In the article “The evolution train’s a-comin,” Carl Wieland brilliantly exposes the flaws of an article by Jerry Coyne “The case of the missing carpaccio.”
The article by Jerry Coyne is actually a review of the book, The Evolution Explosion: How Humans Cause Rapid Evolutionary Change, by Stephen R. Palumbi.
Many who reject Darwinism on religious grounds already accept anthropogenic evolution as ‘adaptation within a species’, but argue that such small changes cannot explain the evolution of new groups of plants and animals.
This argument defies common sense. When, after a Christmas visit, we watch grandma leave on the train to Miami, we assume that the rest of her journey will be an extrapolation of that first quarter-mile. A creationist unwilling to extrapolate from micro- to macroevolution is as irrational as an observer who assumes that, after grandma’s train disappears around the bend, it is seized by divine forces and instantly transported to Florida. Those not besotted by the anchovy daiquiris of creationism, however, will be convinced by Palumbi’s book that evolution is alive and well, if not always welcome.
Weiland points out how the “evolution train” is actually headed in the wrong direction; because genetic information is being lost over time. The subtitle of his article is: (Sorry, a-goin’—in the wrong direction).
I would argue that Coyne’s own example exposes another big problem with Darwinian evolution:
How do we know Grandma is going to Miami?
I have stood on train tracks, as most of us have at some point. Do all train tracks go to Miami? On any given section of track, a train can go two directions. But a train can end up in countless cities all over the United States.
The reason we know that Grandma is going to Miami is because of a train schedule. These schedules were developed by people asking the question: Where does this train need to go? And they plan out a route for it to get there, using technology for this task—also developed by people thinking about what they were trying to accomplish.
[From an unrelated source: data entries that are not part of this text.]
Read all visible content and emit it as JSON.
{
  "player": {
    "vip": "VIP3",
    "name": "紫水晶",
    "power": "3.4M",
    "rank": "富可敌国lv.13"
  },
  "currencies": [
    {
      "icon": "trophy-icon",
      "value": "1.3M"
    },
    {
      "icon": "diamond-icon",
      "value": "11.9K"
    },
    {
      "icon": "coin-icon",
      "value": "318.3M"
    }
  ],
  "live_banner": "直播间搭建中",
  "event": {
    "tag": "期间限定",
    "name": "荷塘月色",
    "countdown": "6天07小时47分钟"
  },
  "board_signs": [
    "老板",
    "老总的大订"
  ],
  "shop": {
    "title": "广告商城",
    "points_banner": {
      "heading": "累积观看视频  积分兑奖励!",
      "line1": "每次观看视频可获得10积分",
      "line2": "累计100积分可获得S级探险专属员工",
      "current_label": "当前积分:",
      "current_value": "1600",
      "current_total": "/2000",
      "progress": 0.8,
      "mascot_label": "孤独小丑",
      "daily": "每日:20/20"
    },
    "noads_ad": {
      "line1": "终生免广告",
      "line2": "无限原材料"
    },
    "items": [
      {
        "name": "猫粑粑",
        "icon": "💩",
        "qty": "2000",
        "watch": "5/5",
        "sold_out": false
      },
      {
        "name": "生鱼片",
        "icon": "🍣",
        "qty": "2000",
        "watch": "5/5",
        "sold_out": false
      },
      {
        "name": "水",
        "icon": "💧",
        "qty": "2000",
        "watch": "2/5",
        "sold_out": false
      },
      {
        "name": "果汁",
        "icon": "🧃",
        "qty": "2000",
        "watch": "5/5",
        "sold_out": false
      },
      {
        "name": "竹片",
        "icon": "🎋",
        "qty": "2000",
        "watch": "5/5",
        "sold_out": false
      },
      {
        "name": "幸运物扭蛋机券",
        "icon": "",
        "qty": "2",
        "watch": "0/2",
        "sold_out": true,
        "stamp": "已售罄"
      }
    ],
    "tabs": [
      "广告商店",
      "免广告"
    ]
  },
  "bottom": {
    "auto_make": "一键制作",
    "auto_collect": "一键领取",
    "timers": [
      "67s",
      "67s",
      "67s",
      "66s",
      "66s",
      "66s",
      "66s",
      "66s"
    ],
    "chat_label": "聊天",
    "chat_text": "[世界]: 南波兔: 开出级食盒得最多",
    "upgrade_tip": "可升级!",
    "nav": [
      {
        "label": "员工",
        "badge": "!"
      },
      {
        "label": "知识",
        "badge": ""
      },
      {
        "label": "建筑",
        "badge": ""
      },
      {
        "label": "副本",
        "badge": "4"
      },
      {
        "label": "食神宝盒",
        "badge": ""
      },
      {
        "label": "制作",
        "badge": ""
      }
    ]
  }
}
We have train controllers to keep the train going where it is scheduled to go. My Uncle Jack was a train controller for the Burlington-Northern Railroad. His job was not only to ensure the trains got to where they were scheduled to go, it was also to ensure that the trains did not run into each other. Train switches are used to get the train on the next set of tracks it needs to be on, to keep Grandma going to Miami.
We can add to this list train engineers and train conductors. I worked for a short time with the RailCrew Xpress, which transports train crews to where they need to be next. Numerous other people work in the railroad industry to keep Grandma going to Miami.
So we have all of these people, making all of these coordinated efforts, to get Grandma to Miami safely.
But yet, according to Darwinian evolution, a “simple” single-celled organism gained enough genetic information to become all of life on this planet, in all of its integrated complexity, without anyone asking the question:
Where are we going with this?
The big question is: Where is each of us ultimately going? Are we on our way to the Father? How do we know? In answering Thomas, Jesus stated: “I am the way, the truth, and the life. No one can come to the Father except through me.” (John 14:6 NLT).
You do not create all of the plant kinds, animal kinds, or people; get to Miami, or heaven, by accident. Someone made a plan and provided a way.